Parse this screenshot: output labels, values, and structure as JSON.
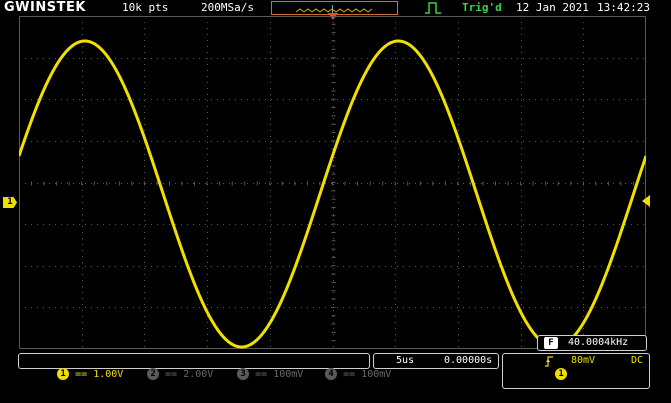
{
  "header": {
    "brand": "GWINSTEK",
    "record_length": "10k pts",
    "sample_rate": "200MSa/s",
    "trigger_status": "Trig'd",
    "date": "12 Jan 2021",
    "time": "13:42:23"
  },
  "channel_marker": "1",
  "frequency_box": {
    "icon_label": "F",
    "value": "40.0004kHz"
  },
  "channels": [
    {
      "num": "1",
      "scale": "1.00V",
      "active": true
    },
    {
      "num": "2",
      "scale": "2.00V",
      "active": false
    },
    {
      "num": "3",
      "scale": "100mV",
      "active": false
    },
    {
      "num": "4",
      "scale": "100mV",
      "active": false
    }
  ],
  "timebase": {
    "scale": "5us",
    "position": "0.00000s"
  },
  "trigger": {
    "source": "1",
    "level": "80mV",
    "coupling": "DC"
  },
  "colors": {
    "ch1": "#f0e000",
    "trig": "#33d44a",
    "grid": "#5a5a5a"
  }
}
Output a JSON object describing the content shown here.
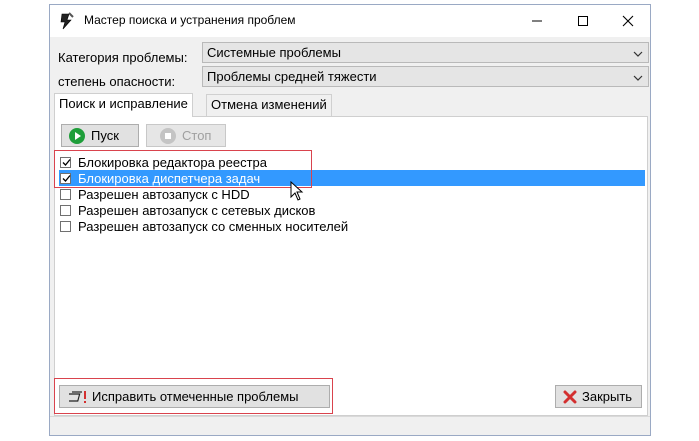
{
  "window": {
    "title": "Мастер поиска и устранения проблем"
  },
  "filters": {
    "category_label": "Категория проблемы:",
    "category_value": "Системные проблемы",
    "severity_label": "степень опасности:",
    "severity_value": "Проблемы средней тяжести"
  },
  "tabs": [
    {
      "label": "Поиск и исправление",
      "active": true
    },
    {
      "label": "Отмена изменений",
      "active": false
    }
  ],
  "toolbar": {
    "start_label": "Пуск",
    "stop_label": "Стоп"
  },
  "problems": [
    {
      "label": "Блокировка редактора реестра",
      "checked": true,
      "selected": false
    },
    {
      "label": "Блокировка диспетчера задач",
      "checked": true,
      "selected": true
    },
    {
      "label": "Разрешен автозапуск с HDD",
      "checked": false,
      "selected": false
    },
    {
      "label": "Разрешен автозапуск с сетевых дисков",
      "checked": false,
      "selected": false
    },
    {
      "label": "Разрешен автозапуск со сменных носителей",
      "checked": false,
      "selected": false
    }
  ],
  "footer": {
    "fix_label": "Исправить отмеченные проблемы",
    "close_label": "Закрыть"
  },
  "colors": {
    "selection": "#3399ff",
    "highlight_box": "#d9434d",
    "start_green": "#1e9e3a",
    "close_red": "#d32f2f"
  }
}
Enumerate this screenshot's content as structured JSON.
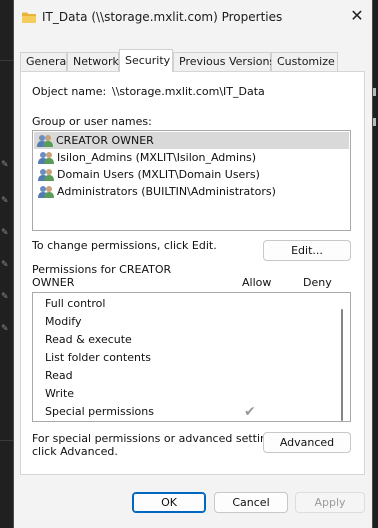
{
  "window": {
    "title": "IT_Data (\\\\storage.mxlit.com) Properties",
    "close_glyph": "✕"
  },
  "tabs": [
    {
      "label": "General"
    },
    {
      "label": "Network"
    },
    {
      "label": "Security"
    },
    {
      "label": "Previous Versions"
    },
    {
      "label": "Customize"
    }
  ],
  "security": {
    "object_name_label": "Object name:",
    "object_name_value": "\\\\storage.mxlit.com\\IT_Data",
    "groups_label": "Group or user names:",
    "groups": [
      {
        "name": "CREATOR OWNER",
        "selected": true
      },
      {
        "name": "Isilon_Admins (MXLIT\\Isilon_Admins)",
        "selected": false
      },
      {
        "name": "Domain Users (MXLIT\\Domain Users)",
        "selected": false
      },
      {
        "name": "Administrators (BUILTIN\\Administrators)",
        "selected": false
      }
    ],
    "change_text": "To change permissions, click Edit.",
    "edit_label": "Edit...",
    "perm_header_line1": "Permissions for CREATOR",
    "perm_header_line2": "OWNER",
    "allow_label": "Allow",
    "deny_label": "Deny",
    "permissions": [
      {
        "name": "Full control",
        "allow": false,
        "deny": false
      },
      {
        "name": "Modify",
        "allow": false,
        "deny": false
      },
      {
        "name": "Read & execute",
        "allow": false,
        "deny": false
      },
      {
        "name": "List folder contents",
        "allow": false,
        "deny": false
      },
      {
        "name": "Read",
        "allow": false,
        "deny": false
      },
      {
        "name": "Write",
        "allow": false,
        "deny": false
      },
      {
        "name": "Special permissions",
        "allow": true,
        "deny": false
      }
    ],
    "check_glyph": "✔",
    "advanced_text_line1": "For special permissions or advanced settings,",
    "advanced_text_line2": "click Advanced.",
    "advanced_label": "Advanced"
  },
  "footer": {
    "ok_label": "OK",
    "cancel_label": "Cancel",
    "apply_label": "Apply"
  },
  "colors": {
    "accent": "#0067c0",
    "selection": "#d9d9d9",
    "folder": "#f2c14e"
  }
}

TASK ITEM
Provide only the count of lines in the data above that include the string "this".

ANSWER TO THE EXERCISE
2